• Dataset content:
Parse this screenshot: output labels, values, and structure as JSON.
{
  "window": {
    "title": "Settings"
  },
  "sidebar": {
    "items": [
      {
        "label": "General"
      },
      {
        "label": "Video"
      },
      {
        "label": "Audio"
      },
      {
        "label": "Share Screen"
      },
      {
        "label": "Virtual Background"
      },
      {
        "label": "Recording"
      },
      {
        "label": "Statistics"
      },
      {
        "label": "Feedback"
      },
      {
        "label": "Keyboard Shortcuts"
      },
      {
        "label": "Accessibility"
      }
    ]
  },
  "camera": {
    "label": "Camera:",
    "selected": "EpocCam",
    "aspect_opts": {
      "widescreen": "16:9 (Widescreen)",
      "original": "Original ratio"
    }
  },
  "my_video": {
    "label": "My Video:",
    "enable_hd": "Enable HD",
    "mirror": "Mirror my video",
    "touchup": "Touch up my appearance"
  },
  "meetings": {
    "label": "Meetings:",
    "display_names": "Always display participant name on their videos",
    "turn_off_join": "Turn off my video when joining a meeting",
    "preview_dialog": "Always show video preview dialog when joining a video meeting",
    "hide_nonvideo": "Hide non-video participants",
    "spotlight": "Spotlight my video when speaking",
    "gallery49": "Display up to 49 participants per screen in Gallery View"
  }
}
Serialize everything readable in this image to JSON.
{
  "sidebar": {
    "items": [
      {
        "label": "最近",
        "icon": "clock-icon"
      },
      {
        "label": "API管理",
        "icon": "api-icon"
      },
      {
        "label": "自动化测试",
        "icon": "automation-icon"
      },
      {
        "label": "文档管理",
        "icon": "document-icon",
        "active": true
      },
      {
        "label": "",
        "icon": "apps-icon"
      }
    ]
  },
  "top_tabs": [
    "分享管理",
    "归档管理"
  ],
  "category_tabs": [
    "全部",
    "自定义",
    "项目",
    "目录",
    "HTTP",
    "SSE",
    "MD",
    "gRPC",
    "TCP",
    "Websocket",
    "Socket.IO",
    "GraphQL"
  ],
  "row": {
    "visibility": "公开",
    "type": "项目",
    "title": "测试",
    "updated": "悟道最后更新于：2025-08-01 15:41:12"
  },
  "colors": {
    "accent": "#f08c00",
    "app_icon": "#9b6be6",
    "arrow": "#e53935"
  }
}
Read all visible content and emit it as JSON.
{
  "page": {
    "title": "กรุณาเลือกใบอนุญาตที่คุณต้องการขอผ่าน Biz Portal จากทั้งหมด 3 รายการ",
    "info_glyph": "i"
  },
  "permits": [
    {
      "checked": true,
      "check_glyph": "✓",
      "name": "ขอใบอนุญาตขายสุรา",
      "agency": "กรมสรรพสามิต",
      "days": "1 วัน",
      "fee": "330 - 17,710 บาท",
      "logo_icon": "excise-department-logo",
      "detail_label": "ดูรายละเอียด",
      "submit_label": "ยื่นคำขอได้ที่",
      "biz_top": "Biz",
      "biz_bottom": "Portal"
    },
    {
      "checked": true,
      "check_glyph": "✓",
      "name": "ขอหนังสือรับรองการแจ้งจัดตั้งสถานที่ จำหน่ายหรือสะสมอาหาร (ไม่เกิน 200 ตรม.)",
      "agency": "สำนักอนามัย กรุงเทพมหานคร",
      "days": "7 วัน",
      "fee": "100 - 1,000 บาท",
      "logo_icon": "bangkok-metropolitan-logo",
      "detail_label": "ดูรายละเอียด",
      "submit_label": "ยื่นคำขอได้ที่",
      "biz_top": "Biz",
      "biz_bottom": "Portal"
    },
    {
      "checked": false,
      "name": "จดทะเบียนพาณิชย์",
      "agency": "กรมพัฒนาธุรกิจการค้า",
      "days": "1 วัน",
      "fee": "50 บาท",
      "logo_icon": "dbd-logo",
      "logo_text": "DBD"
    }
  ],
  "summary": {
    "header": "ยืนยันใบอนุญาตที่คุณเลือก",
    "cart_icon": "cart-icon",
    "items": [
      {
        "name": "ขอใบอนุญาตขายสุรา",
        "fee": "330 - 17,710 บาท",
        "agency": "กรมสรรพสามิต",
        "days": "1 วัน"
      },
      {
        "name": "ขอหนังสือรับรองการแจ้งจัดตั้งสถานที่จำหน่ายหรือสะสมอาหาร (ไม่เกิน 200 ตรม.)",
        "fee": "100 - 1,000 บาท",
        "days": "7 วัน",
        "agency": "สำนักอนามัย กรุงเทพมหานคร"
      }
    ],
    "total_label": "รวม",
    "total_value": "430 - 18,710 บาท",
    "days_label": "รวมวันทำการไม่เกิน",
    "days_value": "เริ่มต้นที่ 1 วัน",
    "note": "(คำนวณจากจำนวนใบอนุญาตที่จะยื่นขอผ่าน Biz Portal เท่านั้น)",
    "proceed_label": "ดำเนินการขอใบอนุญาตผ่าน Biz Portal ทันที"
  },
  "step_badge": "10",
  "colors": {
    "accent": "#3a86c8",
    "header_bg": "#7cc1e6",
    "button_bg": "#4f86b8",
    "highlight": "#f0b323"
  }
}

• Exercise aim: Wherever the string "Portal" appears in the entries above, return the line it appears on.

• Answer to this problem:
    "title": "กรุณาเลือกใบอนุญาตที่คุณต้องการขอผ่าน Biz Portal จากทั้งหมด 3 รายการ",
      "biz_bottom": "Portal"
      "biz_bottom": "Portal"
    "note": "(คำนวณจากจำนวนใบอนุญาตที่จะยื่นขอผ่าน Biz Portal เท่านั้น)",
    "proceed_label": "ดำเนินการขอใบอนุญาตผ่าน Biz Portal ทันที"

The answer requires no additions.